Without The 'Hot' Ingredients, The Salsa Would Be Flat

When you examine the non-SWANs, you can see why SALSA is truly the spice of life.


  • "Great salsa is all about diversification" - Dr. Craig L. Israelsen.
  • When you examine the non-SWANs, you can see why SALSA is truly the spice of life.
  • My Small Cap REIT Portfolio has returned over 21% YTD.
  • By employing diversification correctly, investors can reduce risk without sacrificing returns; our Durable Income Portfolio is a perfect example of that!

I just finished content for the December edition of the Forbes Real Estate Investor (newsletter), and I am excited to release the year-to-date performance results. Specifically, my core portfolio - the Durable Income Portfolio - has returned 11.9%.

A majority of the REITs held in my Durable Income Portfolio are sleep-well-at-night (aka SWAN) REITs that have demonstrated a successful record of risk management. Some of the best-performing SWANs include names like Digital Realty (DLR) +23% YTD, W.P. Carey (WPC) +27% YTD, and STAG Industrial (STAG) +25.7% YTD.

However, there’s a reason that I don’t exclude REITs that aren’t SWANs… As Dr. Craig L. Israelsen explains:

“Great salsa is all about diversification. Only by adding diverse ingredients together can we achieve the desired outcome. However, there are some ingredients in salsa that most of us would never want to eat individually, like hot peppers or Tabasco sauce. But, without the “hot” ingredients the salsa would be flat.”

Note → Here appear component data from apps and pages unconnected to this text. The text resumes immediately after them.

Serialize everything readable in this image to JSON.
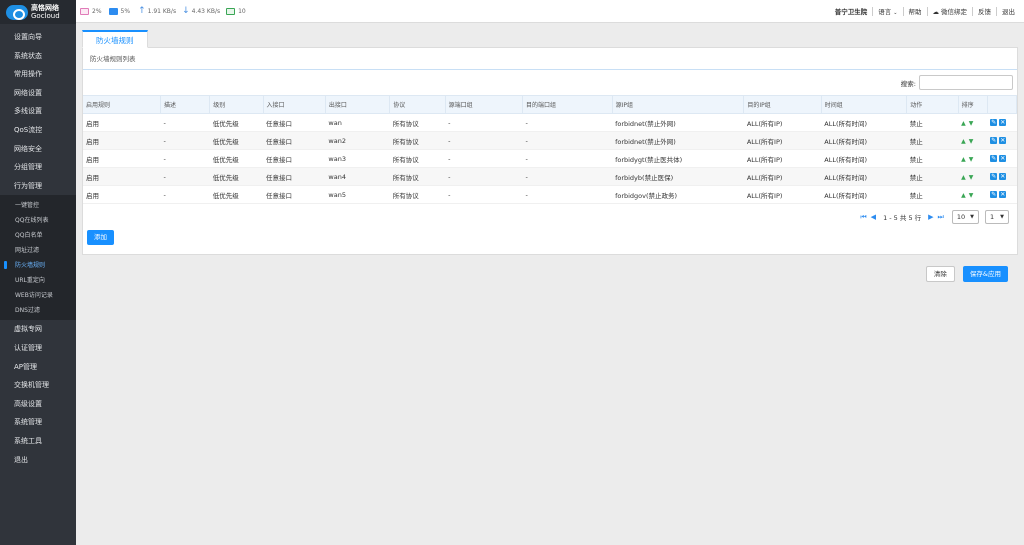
{
  "brand": {
    "name_cn": "高恪网络",
    "name_en": "Gocloud"
  },
  "sidebar": {
    "items_top": [
      {
        "label": "设置向导",
        "icon": "wizard-icon"
      },
      {
        "label": "系统状态",
        "icon": "status-icon"
      },
      {
        "label": "常用操作",
        "icon": "operations-icon"
      },
      {
        "label": "网络设置",
        "icon": "network-icon"
      },
      {
        "label": "多线设置",
        "icon": "multiline-icon"
      },
      {
        "label": "QoS流控",
        "icon": "qos-icon"
      },
      {
        "label": "网络安全",
        "icon": "security-icon"
      },
      {
        "label": "分组管理",
        "icon": "group-icon"
      },
      {
        "label": "行为管理",
        "icon": "behavior-icon"
      }
    ],
    "submenu": [
      {
        "label": "一键管控",
        "active": false
      },
      {
        "label": "QQ在线列表",
        "active": false
      },
      {
        "label": "QQ白名单",
        "active": false
      },
      {
        "label": "网址过滤",
        "active": false
      },
      {
        "label": "防火墙规则",
        "active": true
      },
      {
        "label": "URL重定向",
        "active": false
      },
      {
        "label": "WEB访问记录",
        "active": false
      },
      {
        "label": "DNS过滤",
        "active": false
      }
    ],
    "items_bottom": [
      {
        "label": "虚拟专网",
        "icon": "vpn-icon"
      },
      {
        "label": "认证管理",
        "icon": "auth-icon"
      },
      {
        "label": "AP管理",
        "icon": "ap-icon"
      },
      {
        "label": "交换机管理",
        "icon": "switch-icon"
      },
      {
        "label": "高级设置",
        "icon": "advanced-icon"
      },
      {
        "label": "系统管理",
        "icon": "system-icon"
      },
      {
        "label": "系统工具",
        "icon": "tools-icon"
      },
      {
        "label": "退出",
        "icon": "exit-icon"
      }
    ]
  },
  "topbar": {
    "cpu": "2%",
    "mem": "5%",
    "upload": "1.91 KB/s",
    "download": "4.43 KB/s",
    "devices": "10",
    "org": "普宁卫生院",
    "language": "语言",
    "help": "帮助",
    "wechat": "微信绑定",
    "feedback": "反馈",
    "logout": "退出"
  },
  "main": {
    "tab": "防火墙规则",
    "panel_title": "防火墙规则列表",
    "search_label": "搜索:",
    "search_placeholder": "",
    "columns": [
      "启用规则",
      "描述",
      "级别",
      "入接口",
      "出接口",
      "协议",
      "源端口组",
      "目的端口组",
      "源IP组",
      "目的IP组",
      "时间组",
      "动作",
      "排序",
      ""
    ],
    "rows": [
      {
        "enabled": "启用",
        "desc": "-",
        "level": "低优先级",
        "in": "任意接口",
        "out": "wan",
        "proto": "所有协议",
        "src_port": "-",
        "dst_port": "-",
        "src_ip": "forbidnet(禁止外网)",
        "dst_ip": "ALL(所有IP)",
        "time": "ALL(所有时间)",
        "action": "禁止"
      },
      {
        "enabled": "启用",
        "desc": "-",
        "level": "低优先级",
        "in": "任意接口",
        "out": "wan2",
        "proto": "所有协议",
        "src_port": "-",
        "dst_port": "-",
        "src_ip": "forbidnet(禁止外网)",
        "dst_ip": "ALL(所有IP)",
        "time": "ALL(所有时间)",
        "action": "禁止"
      },
      {
        "enabled": "启用",
        "desc": "-",
        "level": "低优先级",
        "in": "任意接口",
        "out": "wan3",
        "proto": "所有协议",
        "src_port": "-",
        "dst_port": "-",
        "src_ip": "forbidygt(禁止医共体)",
        "dst_ip": "ALL(所有IP)",
        "time": "ALL(所有时间)",
        "action": "禁止"
      },
      {
        "enabled": "启用",
        "desc": "-",
        "level": "低优先级",
        "in": "任意接口",
        "out": "wan4",
        "proto": "所有协议",
        "src_port": "-",
        "dst_port": "-",
        "src_ip": "forbidyb(禁止医保)",
        "dst_ip": "ALL(所有IP)",
        "time": "ALL(所有时间)",
        "action": "禁止"
      },
      {
        "enabled": "启用",
        "desc": "-",
        "level": "低优先级",
        "in": "任意接口",
        "out": "wan5",
        "proto": "所有协议",
        "src_port": "-",
        "dst_port": "-",
        "src_ip": "forbidgov(禁止政务)",
        "dst_ip": "ALL(所有IP)",
        "time": "ALL(所有时间)",
        "action": "禁止"
      }
    ],
    "pagination": {
      "text": "1 - 5 共 5 行",
      "page_size": "10",
      "page": "1"
    },
    "add_button": "添加",
    "clear_button": "清除",
    "save_button": "保存&应用"
  }
}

That’s exactly right, if I had excluded the non-SWANs within the Durable Income Portfolio, the performance would have been just 1.5% (equal weight). As Israelsen explains, “each investment asset adds an important dimension to the portfolio because each asset behaves differently. This diversity is vitally important in salsa … and in portfolios.”

When you examine these non-SWANs below, you can see why SALSA is truly the spice of life (Note: My Small Cap REIT Portfolio has returned over 21% YTD).

Similar to construct a REIT portfolio, investment portfolios should include a wide variety of diverse ingredients or “assets.” Israelsen adds:

“Mutual funds that invest in US stocks are a core ingredient for a portfolio, analogous to tomatoes in salsa. But, US stocks are only one asset class. More asset classes are needed. We need non-US stock. But, even after adding non-US stock, our portfolio still only has “stock” ingredients. We need diversifying ingredients such as bonds, real estate and commodities.”

Way back when, there were two dominant investment categories (or asset classes), namely US stock and US bonds. These two assets became the mainstay ingredients in balanced mutual funds, with the typical ratio being a 60% allocation to large US stocks and a 40% allocation to bonds. Israelsenexplains:

“News flash, it’s not 1959 anymore.”

He explains that “a multi-asset balanced portfolio brings a higher standard to the notion of “balanced.” This new age balanced portfolio is known as the “7Twelve® Portfolio”. The name makes reference to “7” core asset classes with “Twelve” underlying mutual funds.

The 7Twelve Portfolio is constructed to generally follow the time-tested 60/40 guideline, but uses eight funds (instead of one) to create an overall equity exposure of about 65% and 4 fixed income funds (instead of one) to create a “bond” exposure of about 35%.

All 12 ingredients are equally weighted (each representing 8.33% of the 7Twelve Balanced Portfolio). The equal-weighting is maintained by periodic rebalancing (annual rebalancing is recommended).

The fundamental (or core) concept behind the 7Twelve portfolio has been tested over a 47-year period from 1970 to 2016 using 7 of the 12 sub-assets: Large US Equity, Small US Equity, Non-US Equity, Bonds, Cash, REITs, and Commodities (These 7 sub-assets have performance histories back to 1970, whereas not all of the components in the 7Twelve do). Each sub-asset was equally weighted in the portfolio (14.3%) and annually rebalanced at the start of each year. Taxes and inflation were not taken into account.

As you see in the above chart, REITs have historically delivered competitive total returns, based on high, steady dividend income and long-term capital appreciation. Their comparatively low correlation with other assets also makes them an excellent portfolio diversifier that can help reduce overall portfolio risk and increase returns. These are the characteristics of real estate investment.

Why Should I invest in REITs?